The shots hurt very much at first, and the first few times it takes days before they stop, but the spasm is broken so I've had quite a bit of relief for at least 2 weeks at a time. But the trigger point injections do not treat the "tender points." They treat trigger points, which are exceedingly tight bands of fascia and muscle cells. Problem is, they come back unless you continue to break them up. I have a "theracane" and it is awesome. I assume the PT release technique will be spray and stretch. You CANNOT stretch a muscle with an active trigger point, it will only make the trigger point tighter after the initial relief. A PT can spray a cooling agent with lidocaine in it before stretching the muscle with the trigger point. The trigger point injections can help keep the trigger point "latent" once it is released.
My last round of shots hurt during the injection but I haven't had the post-injection pain.
It's better to start with just a few trigger points first. I do know one person who has up to 60 at a time, my personal limit so far has been 12. All over my neck and shoulders.
I have many many trigger points. I do stretching and self-massage every day, and get professional massages as often as I can afford. But sometimes they get so stuck, the only thing that'll release them is an injection. When the needle hits the hard spot in just the right way, my back feels better for MONTHS.
The injections themselves are not bad. Sometimes I feel almost nothing as the trigger point releases. Sometimes it doesn't hurt, but it just feels weird, a sensation of heat, or cold, or a muscle jumping as it releases. Sometimes it does hurt, but just for a moment. Every doctor who's injected me puts a little bit of lidocaine in the needle, so if there is pain, the lidocaine relieves it within seconds.
Afterward, I tend to feel very relaxed, sometimes even giggly. The next day, I might be sore, although ice helps, and the soreness passes after a couple days.
I've JUST found a new doctor. She's a physiatrist, and she's the best I've ever seen at giving trigger point injections. Palpate and stick, palpate and stick, all with a fine-gauge needle and a drop of lidocaine in each one. I had no pain worth mentioning during, though I was sore today. Next week, we're going to do another area.
Last doctor I saw was AWFUL at it. He didn't hurt me, he just completely failed to help! Citing the need to prevent infection, he never palpated at all, just grabbed the needle and stuck it in somewhere vaguely close to the area I'd indicated.
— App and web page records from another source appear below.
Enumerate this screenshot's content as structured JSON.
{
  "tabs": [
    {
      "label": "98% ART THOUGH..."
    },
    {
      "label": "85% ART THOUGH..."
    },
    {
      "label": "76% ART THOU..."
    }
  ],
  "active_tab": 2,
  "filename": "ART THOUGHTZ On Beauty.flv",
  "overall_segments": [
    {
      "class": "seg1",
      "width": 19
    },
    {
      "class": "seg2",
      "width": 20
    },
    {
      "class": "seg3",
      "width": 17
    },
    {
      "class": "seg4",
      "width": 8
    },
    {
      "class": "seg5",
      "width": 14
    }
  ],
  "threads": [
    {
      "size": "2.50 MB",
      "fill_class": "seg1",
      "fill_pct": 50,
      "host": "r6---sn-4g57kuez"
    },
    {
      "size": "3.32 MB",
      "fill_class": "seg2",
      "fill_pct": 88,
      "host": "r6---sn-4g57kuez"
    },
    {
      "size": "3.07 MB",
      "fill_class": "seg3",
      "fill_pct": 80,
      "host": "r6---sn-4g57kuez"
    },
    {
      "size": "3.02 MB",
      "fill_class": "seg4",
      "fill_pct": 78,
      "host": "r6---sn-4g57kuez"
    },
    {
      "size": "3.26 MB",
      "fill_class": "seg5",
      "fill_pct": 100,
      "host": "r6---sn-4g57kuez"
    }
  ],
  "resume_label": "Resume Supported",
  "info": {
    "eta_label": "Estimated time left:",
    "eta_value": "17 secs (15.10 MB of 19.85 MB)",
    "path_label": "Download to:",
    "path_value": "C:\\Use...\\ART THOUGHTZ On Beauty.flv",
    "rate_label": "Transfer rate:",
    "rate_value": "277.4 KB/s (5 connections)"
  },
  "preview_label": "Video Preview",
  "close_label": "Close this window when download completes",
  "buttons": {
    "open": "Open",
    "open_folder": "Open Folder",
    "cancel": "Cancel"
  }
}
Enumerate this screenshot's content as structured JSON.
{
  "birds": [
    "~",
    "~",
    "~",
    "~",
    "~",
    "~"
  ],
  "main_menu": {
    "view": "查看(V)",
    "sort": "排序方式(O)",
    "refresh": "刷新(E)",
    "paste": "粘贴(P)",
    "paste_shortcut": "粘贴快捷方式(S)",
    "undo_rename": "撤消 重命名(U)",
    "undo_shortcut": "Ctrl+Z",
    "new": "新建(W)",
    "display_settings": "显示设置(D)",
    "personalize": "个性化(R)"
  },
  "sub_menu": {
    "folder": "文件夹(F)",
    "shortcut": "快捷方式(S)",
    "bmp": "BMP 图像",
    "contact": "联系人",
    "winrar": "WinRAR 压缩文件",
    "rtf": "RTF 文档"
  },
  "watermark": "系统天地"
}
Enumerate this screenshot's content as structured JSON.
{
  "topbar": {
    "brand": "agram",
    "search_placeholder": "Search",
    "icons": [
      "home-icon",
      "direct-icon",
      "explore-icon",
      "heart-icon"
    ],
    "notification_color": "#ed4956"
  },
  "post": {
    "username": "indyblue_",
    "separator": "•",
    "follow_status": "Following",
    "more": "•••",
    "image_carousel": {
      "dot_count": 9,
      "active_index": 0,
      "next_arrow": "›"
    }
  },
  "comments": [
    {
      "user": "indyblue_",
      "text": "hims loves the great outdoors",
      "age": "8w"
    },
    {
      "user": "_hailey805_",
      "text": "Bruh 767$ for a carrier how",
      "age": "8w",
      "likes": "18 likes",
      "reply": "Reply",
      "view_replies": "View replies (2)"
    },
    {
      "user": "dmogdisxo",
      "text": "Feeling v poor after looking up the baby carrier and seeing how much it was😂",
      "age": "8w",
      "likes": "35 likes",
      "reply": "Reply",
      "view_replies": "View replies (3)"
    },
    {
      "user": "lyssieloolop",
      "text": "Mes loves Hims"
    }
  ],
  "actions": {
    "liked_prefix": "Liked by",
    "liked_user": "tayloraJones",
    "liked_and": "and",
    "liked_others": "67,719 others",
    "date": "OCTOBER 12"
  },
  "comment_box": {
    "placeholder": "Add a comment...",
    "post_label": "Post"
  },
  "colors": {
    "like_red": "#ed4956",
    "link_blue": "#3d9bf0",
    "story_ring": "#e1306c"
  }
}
He actually hit one trigger point, but I think that was just luck. And he'd only give me like 2 at a time and then make me wait months for more.